> TASK BRIEF: Would you go through the records below and copy each line with the string "will"?

^^^^

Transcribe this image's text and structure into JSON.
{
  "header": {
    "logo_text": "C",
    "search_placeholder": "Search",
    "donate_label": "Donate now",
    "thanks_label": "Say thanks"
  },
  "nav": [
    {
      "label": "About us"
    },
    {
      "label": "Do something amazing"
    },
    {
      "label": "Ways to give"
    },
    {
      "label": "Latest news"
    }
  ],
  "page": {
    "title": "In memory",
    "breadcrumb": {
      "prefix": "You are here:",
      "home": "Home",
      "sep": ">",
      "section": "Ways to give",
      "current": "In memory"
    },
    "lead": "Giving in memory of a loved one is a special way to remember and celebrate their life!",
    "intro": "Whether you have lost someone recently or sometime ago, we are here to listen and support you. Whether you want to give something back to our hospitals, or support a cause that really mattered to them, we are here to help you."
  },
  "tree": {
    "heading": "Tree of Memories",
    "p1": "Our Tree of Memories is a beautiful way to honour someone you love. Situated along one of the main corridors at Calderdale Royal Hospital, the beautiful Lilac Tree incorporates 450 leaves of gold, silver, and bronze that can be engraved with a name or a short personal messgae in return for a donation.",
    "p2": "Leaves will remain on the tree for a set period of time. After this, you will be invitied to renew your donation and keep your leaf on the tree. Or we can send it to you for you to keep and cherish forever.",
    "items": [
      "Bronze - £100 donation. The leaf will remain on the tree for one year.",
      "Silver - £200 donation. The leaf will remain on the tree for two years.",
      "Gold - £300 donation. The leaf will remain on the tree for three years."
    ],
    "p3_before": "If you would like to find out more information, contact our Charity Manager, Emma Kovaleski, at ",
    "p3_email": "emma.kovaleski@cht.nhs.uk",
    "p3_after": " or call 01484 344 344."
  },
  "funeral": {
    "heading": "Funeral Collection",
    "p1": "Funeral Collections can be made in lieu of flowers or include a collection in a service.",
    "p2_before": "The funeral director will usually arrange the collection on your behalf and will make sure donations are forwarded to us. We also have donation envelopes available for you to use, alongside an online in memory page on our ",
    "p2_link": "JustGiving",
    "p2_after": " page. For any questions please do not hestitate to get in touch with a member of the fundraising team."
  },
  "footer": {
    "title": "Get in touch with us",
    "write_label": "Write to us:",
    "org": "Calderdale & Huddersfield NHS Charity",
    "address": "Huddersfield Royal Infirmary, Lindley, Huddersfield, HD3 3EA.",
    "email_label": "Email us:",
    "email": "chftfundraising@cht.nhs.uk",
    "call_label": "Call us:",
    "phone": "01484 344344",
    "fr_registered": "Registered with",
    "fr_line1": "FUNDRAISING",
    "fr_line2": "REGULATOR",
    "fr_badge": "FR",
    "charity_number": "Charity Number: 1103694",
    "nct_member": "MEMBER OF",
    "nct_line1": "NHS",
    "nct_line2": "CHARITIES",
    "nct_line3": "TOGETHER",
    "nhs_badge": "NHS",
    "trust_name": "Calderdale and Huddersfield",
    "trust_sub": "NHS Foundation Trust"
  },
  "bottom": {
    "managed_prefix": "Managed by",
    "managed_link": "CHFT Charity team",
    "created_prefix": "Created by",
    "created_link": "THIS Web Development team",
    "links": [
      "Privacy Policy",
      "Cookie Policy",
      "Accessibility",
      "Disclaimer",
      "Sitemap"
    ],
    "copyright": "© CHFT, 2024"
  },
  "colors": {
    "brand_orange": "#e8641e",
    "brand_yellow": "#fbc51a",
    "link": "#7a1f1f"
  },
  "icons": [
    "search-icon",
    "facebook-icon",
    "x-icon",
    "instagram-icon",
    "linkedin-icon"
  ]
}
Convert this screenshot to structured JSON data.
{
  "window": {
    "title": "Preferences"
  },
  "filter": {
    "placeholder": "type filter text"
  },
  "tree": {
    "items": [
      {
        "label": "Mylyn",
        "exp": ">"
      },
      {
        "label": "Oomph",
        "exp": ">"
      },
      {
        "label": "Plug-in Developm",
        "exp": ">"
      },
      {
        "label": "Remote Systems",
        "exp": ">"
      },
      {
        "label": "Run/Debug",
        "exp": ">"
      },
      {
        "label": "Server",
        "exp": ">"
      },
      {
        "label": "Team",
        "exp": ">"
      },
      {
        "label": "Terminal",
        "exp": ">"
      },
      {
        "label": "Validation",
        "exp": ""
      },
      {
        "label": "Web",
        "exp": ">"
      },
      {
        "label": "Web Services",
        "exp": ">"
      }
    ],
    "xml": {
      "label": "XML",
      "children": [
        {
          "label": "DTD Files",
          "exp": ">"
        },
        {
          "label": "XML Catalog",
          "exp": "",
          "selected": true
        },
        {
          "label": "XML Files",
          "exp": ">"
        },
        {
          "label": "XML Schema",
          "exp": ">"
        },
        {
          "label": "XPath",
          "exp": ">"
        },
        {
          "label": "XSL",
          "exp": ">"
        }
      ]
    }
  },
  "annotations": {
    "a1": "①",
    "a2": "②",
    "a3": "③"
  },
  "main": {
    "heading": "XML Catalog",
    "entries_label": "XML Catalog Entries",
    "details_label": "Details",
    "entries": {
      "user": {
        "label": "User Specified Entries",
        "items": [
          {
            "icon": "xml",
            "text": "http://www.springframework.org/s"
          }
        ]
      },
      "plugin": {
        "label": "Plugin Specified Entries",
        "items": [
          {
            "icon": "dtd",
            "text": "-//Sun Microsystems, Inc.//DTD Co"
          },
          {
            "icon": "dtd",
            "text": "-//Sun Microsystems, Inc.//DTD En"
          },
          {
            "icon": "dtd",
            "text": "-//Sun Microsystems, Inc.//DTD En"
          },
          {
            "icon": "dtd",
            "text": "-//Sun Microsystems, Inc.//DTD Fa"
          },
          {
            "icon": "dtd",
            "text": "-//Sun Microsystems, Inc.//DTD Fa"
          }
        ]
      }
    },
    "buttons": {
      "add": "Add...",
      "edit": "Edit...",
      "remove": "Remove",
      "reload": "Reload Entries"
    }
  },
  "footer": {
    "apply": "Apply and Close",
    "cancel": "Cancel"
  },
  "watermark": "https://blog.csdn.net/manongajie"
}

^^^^

> ANSWER SPACE:
    "p2": "Leaves will remain on the tree for a set period of time. After this, you will be invitied to renew your donation and keep your leaf on the tree. Or we can send it to you for you to keep and cherish forever.",
      "Bronze - £100 donation. The leaf will remain on the tree for one year.",
      "Silver - £200 donation. The leaf will remain on the tree for two years.",
      "Gold - £300 donation. The leaf will remain on the tree for three years."
    "p2_before": "The funeral director will usually arrange the collection on your behalf and will make sure donations are forwarded to us. We also have donation envelopes available for you to use, alongside an online in memory page on our ",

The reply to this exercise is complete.